  1. Fantastic. Your english was fine (and tbh, most native speakers (at least, I should say, most american speakers) get their english education from family guy and dirty stories...)

    I won't lie, I got lost a few times, but I only had time to skim the thing, so I'll just have to come back and take a look again. Keep up the good work!

  2. Wait, was I just rickrolled by a Haskell blog post?

    Could you change the lightcyan color to something else? It's almost unreadable this way.

    Otherwise a very nice blogpost. Thanks!

  3. Devilish trick! Truly devilish.

    It's interesting what performance penalty do these exceptions incur? Yes I do have little obsession with performance. I should roll few benchmarks I presume.

    P.S. Your English is very pleasant to read. However I'm not native speak either.

  4. "rece mi troche opadly, normalnie az sie smutno robi ze ktos marnuje tak czas..."

    To make you life easier you can use BlogLiterately, works for Wordpress blogs, should probably work for you, too.

  5. Your English is excellent, and I enjoyed your post a lot.

    I can't remember the definition of the tilde (~) but I think it's in HList.

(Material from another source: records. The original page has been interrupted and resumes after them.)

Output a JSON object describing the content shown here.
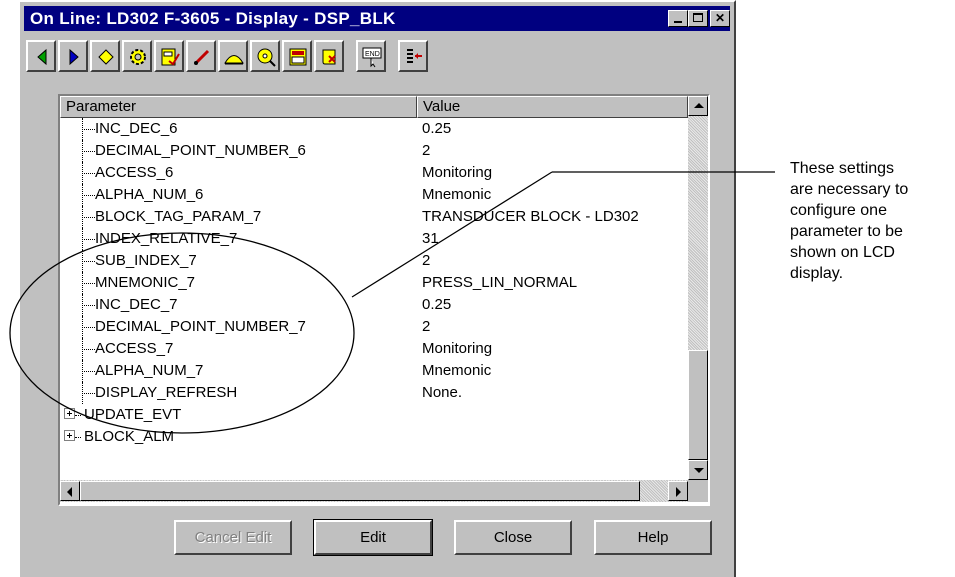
{
  "window": {
    "title": "On Line: LD302 F-3605 - Display - DSP_BLK",
    "controls": [
      "minimize",
      "maximize",
      "close"
    ]
  },
  "toolbar": {
    "icons": [
      "back-arrow-icon",
      "forward-arrow-icon",
      "diamond-icon",
      "gear-icon",
      "gauge-check-icon",
      "pen-icon",
      "mountain-icon",
      "disc-icon",
      "calculator-icon",
      "scroll-icon",
      "end-cursor-icon",
      "list-arrow-icon"
    ],
    "colors": {
      "green": "#00a000",
      "blue": "#0000c0",
      "yellow": "#ffff00",
      "red": "#c00000"
    }
  },
  "table": {
    "headers": {
      "parameter": "Parameter",
      "value": "Value"
    },
    "rows": [
      {
        "name": "INC_DEC_6",
        "value": "0.25"
      },
      {
        "name": "DECIMAL_POINT_NUMBER_6",
        "value": "2"
      },
      {
        "name": "ACCESS_6",
        "value": "Monitoring"
      },
      {
        "name": "ALPHA_NUM_6",
        "value": "Mnemonic"
      },
      {
        "name": "BLOCK_TAG_PARAM_7",
        "value": "TRANSDUCER BLOCK - LD302"
      },
      {
        "name": "INDEX_RELATIVE_7",
        "value": "31"
      },
      {
        "name": "SUB_INDEX_7",
        "value": "2"
      },
      {
        "name": "MNEMONIC_7",
        "value": "PRESS_LIN_NORMAL"
      },
      {
        "name": "INC_DEC_7",
        "value": "0.25"
      },
      {
        "name": "DECIMAL_POINT_NUMBER_7",
        "value": "2"
      },
      {
        "name": "ACCESS_7",
        "value": "Monitoring"
      },
      {
        "name": "ALPHA_NUM_7",
        "value": "Mnemonic"
      },
      {
        "name": "DISPLAY_REFRESH",
        "value": "None."
      },
      {
        "name": "UPDATE_EVT",
        "value": "",
        "expandable": true
      },
      {
        "name": "BLOCK_ALM",
        "value": "",
        "expandable": true
      }
    ]
  },
  "buttons": {
    "cancel_edit": "Cancel Edit",
    "edit": "Edit",
    "close": "Close",
    "help": "Help"
  },
  "annotation": {
    "text": "These settings\nare necessary to\nconfigure one\nparameter to be\nshown on LCD\ndisplay."
  }
}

    Does the use of the equality constraint you describe to overcome overlapping instances mean that the usual solution of TypeCasts is no longer required? Perhaps you could elaborate on this alone in a short post?